START Data to process

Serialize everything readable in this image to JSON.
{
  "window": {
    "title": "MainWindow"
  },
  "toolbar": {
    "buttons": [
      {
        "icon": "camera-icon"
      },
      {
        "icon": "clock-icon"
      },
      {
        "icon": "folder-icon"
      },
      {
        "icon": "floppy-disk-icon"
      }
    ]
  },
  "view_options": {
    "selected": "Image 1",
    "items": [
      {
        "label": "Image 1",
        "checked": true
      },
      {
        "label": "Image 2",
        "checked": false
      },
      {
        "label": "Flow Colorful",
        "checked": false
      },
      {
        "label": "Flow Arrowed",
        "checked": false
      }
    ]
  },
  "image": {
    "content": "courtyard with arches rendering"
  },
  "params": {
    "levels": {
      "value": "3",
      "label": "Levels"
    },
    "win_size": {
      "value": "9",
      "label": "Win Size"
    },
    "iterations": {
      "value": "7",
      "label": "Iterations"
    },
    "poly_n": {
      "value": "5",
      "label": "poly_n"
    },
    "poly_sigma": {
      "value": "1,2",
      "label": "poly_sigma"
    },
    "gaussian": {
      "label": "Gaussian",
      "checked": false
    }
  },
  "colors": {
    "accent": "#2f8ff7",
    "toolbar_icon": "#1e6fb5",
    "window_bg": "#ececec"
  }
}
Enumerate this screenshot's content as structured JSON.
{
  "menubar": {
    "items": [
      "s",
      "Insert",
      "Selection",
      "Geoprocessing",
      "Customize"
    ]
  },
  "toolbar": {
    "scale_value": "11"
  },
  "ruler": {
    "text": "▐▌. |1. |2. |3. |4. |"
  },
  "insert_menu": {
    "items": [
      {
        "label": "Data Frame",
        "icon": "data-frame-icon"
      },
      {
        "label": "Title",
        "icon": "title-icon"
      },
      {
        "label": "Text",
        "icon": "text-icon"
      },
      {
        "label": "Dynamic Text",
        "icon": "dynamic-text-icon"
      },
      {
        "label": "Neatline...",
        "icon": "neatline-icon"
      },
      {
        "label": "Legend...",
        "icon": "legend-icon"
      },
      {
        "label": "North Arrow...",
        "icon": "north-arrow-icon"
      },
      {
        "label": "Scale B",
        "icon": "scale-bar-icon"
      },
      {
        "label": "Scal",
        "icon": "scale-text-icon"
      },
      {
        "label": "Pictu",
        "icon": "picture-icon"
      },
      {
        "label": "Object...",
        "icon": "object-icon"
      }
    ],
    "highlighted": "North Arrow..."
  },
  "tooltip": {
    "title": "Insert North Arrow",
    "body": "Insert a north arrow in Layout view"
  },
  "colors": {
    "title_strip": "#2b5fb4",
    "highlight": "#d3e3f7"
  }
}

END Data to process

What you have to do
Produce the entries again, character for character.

Reply to the task
Serialize everything readable in this image to JSON.
{
  "window": {
    "title": "MainWindow"
  },
  "toolbar": {
    "buttons": [
      {
        "icon": "camera-icon"
      },
      {
        "icon": "clock-icon"
      },
      {
        "icon": "folder-icon"
      },
      {
        "icon": "floppy-disk-icon"
      }
    ]
  },
  "view_options": {
    "selected": "Image 1",
    "items": [
      {
        "label": "Image 1",
        "checked": true
      },
      {
        "label": "Image 2",
        "checked": false
      },
      {
        "label": "Flow Colorful",
        "checked": false
      },
      {
        "label": "Flow Arrowed",
        "checked": false
      }
    ]
  },
  "image": {
    "content": "courtyard with arches rendering"
  },
  "params": {
    "levels": {
      "value": "3",
      "label": "Levels"
    },
    "win_size": {
      "value": "9",
      "label": "Win Size"
    },
    "iterations": {
      "value": "7",
      "label": "Iterations"
    },
    "poly_n": {
      "value": "5",
      "label": "poly_n"
    },
    "poly_sigma": {
      "value": "1,2",
      "label": "poly_sigma"
    },
    "gaussian": {
      "label": "Gaussian",
      "checked": false
    }
  },
  "colors": {
    "accent": "#2f8ff7",
    "toolbar_icon": "#1e6fb5",
    "window_bg": "#ececec"
  }
}
Enumerate this screenshot's content as structured JSON.
{
  "menubar": {
    "items": [
      "s",
      "Insert",
      "Selection",
      "Geoprocessing",
      "Customize"
    ]
  },
  "toolbar": {
    "scale_value": "11"
  },
  "ruler": {
    "text": "▐▌. |1. |2. |3. |4. |"
  },
  "insert_menu": {
    "items": [
      {
        "label": "Data Frame",
        "icon": "data-frame-icon"
      },
      {
        "label": "Title",
        "icon": "title-icon"
      },
      {
        "label": "Text",
        "icon": "text-icon"
      },
      {
        "label": "Dynamic Text",
        "icon": "dynamic-text-icon"
      },
      {
        "label": "Neatline...",
        "icon": "neatline-icon"
      },
      {
        "label": "Legend...",
        "icon": "legend-icon"
      },
      {
        "label": "North Arrow...",
        "icon": "north-arrow-icon"
      },
      {
        "label": "Scale B",
        "icon": "scale-bar-icon"
      },
      {
        "label": "Scal",
        "icon": "scale-text-icon"
      },
      {
        "label": "Pictu",
        "icon": "picture-icon"
      },
      {
        "label": "Object...",
        "icon": "object-icon"
      }
    ],
    "highlighted": "North Arrow..."
  },
  "tooltip": {
    "title": "Insert North Arrow",
    "body": "Insert a north arrow in Layout view"
  },
  "colors": {
    "title_strip": "#2b5fb4",
    "highlight": "#d3e3f7"
  }
}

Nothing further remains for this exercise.